_YOUR INSTRUCTIONS:_ Set down the entries once more exactly as they were written.

━━━━

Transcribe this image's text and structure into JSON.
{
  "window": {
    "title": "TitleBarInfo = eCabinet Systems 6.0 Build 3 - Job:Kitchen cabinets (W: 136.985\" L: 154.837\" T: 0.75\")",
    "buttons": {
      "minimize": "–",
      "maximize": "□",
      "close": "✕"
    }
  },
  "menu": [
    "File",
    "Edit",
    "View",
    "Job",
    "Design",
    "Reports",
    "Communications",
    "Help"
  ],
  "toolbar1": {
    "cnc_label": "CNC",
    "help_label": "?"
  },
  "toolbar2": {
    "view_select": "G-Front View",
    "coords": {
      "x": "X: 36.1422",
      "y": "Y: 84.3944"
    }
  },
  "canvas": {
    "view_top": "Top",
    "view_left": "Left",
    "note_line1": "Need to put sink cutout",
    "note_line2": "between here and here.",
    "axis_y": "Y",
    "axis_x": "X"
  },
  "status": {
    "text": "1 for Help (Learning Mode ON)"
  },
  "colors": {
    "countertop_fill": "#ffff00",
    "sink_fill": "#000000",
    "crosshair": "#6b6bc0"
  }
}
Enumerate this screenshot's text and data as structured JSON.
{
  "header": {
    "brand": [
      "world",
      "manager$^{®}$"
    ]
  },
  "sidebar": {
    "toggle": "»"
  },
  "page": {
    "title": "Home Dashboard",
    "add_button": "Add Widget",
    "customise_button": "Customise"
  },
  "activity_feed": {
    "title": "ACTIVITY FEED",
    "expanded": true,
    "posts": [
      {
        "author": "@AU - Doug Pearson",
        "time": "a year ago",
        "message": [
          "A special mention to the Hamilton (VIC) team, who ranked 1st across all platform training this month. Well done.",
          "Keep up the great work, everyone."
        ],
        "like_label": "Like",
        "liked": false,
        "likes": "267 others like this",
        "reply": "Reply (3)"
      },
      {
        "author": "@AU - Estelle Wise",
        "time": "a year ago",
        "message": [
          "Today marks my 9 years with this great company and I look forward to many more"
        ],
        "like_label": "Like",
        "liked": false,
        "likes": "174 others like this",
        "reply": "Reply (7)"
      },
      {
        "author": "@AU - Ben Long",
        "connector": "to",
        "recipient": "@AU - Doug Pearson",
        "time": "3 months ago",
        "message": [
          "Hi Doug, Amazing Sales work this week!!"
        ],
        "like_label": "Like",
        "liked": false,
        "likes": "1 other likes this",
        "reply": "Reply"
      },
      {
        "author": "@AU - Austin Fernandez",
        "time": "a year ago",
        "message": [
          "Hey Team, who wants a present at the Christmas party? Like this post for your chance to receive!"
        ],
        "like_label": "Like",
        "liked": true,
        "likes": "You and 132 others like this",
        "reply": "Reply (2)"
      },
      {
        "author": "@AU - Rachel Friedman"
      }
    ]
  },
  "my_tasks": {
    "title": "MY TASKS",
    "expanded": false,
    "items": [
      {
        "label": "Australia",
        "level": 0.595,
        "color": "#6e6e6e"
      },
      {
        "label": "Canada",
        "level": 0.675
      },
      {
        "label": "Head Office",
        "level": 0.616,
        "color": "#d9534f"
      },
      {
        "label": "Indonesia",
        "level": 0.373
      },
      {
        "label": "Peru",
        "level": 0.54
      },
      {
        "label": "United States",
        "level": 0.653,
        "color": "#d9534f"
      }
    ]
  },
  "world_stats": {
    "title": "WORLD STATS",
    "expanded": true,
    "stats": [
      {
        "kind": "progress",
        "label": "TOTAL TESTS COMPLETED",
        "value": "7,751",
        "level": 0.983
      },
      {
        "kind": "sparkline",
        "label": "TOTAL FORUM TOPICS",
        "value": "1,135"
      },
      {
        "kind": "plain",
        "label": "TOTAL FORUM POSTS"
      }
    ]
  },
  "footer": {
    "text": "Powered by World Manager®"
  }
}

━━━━

_EXPECTED ANSWER:_
Transcribe this image's text and structure into JSON.
{
  "window": {
    "title": "TitleBarInfo = eCabinet Systems 6.0 Build 3 - Job:Kitchen cabinets (W: 136.985\" L: 154.837\" T: 0.75\")",
    "buttons": {
      "minimize": "–",
      "maximize": "□",
      "close": "✕"
    }
  },
  "menu": [
    "File",
    "Edit",
    "View",
    "Job",
    "Design",
    "Reports",
    "Communications",
    "Help"
  ],
  "toolbar1": {
    "cnc_label": "CNC",
    "help_label": "?"
  },
  "toolbar2": {
    "view_select": "G-Front View",
    "coords": {
      "x": "X: 36.1422",
      "y": "Y: 84.3944"
    }
  },
  "canvas": {
    "view_top": "Top",
    "view_left": "Left",
    "note_line1": "Need to put sink cutout",
    "note_line2": "between here and here.",
    "axis_y": "Y",
    "axis_x": "X"
  },
  "status": {
    "text": "1 for Help (Learning Mode ON)"
  },
  "colors": {
    "countertop_fill": "#ffff00",
    "sink_fill": "#000000",
    "crosshair": "#6b6bc0"
  }
}
Enumerate this screenshot's text and data as structured JSON.
{
  "header": {
    "brand": [
      "world",
      "manager$^{®}$"
    ]
  },
  "sidebar": {
    "toggle": "»"
  },
  "page": {
    "title": "Home Dashboard",
    "add_button": "Add Widget",
    "customise_button": "Customise"
  },
  "activity_feed": {
    "title": "ACTIVITY FEED",
    "expanded": true,
    "posts": [
      {
        "author": "@AU - Doug Pearson",
        "time": "a year ago",
        "message": [
          "A special mention to the Hamilton (VIC) team, who ranked 1st across all platform training this month. Well done.",
          "Keep up the great work, everyone."
        ],
        "like_label": "Like",
        "liked": false,
        "likes": "267 others like this",
        "reply": "Reply (3)"
      },
      {
        "author": "@AU - Estelle Wise",
        "time": "a year ago",
        "message": [
          "Today marks my 9 years with this great company and I look forward to many more"
        ],
        "like_label": "Like",
        "liked": false,
        "likes": "174 others like this",
        "reply": "Reply (7)"
      },
      {
        "author": "@AU - Ben Long",
        "connector": "to",
        "recipient": "@AU - Doug Pearson",
        "time": "3 months ago",
        "message": [
          "Hi Doug, Amazing Sales work this week!!"
        ],
        "like_label": "Like",
        "liked": false,
        "likes": "1 other likes this",
        "reply": "Reply"
      },
      {
        "author": "@AU - Austin Fernandez",
        "time": "a year ago",
        "message": [
          "Hey Team, who wants a present at the Christmas party? Like this post for your chance to receive!"
        ],
        "like_label": "Like",
        "liked": true,
        "likes": "You and 132 others like this",
        "reply": "Reply (2)"
      },
      {
        "author": "@AU - Rachel Friedman"
      }
    ]
  },
  "my_tasks": {
    "title": "MY TASKS",
    "expanded": false,
    "items": [
      {
        "label": "Australia",
        "level": 0.595,
        "color": "#6e6e6e"
      },
      {
        "label": "Canada",
        "level": 0.675
      },
      {
        "label": "Head Office",
        "level": 0.616,
        "color": "#d9534f"
      },
      {
        "label": "Indonesia",
        "level": 0.373
      },
      {
        "label": "Peru",
        "level": 0.54
      },
      {
        "label": "United States",
        "level": 0.653,
        "color": "#d9534f"
      }
    ]
  },
  "world_stats": {
    "title": "WORLD STATS",
    "expanded": true,
    "stats": [
      {
        "kind": "progress",
        "label": "TOTAL TESTS COMPLETED",
        "value": "7,751",
        "level": 0.983
      },
      {
        "kind": "sparkline",
        "label": "TOTAL FORUM TOPICS",
        "value": "1,135"
      },
      {
        "kind": "plain",
        "label": "TOTAL FORUM POSTS"
      }
    ]
  },
  "footer": {
    "text": "Powered by World Manager®"
  }
}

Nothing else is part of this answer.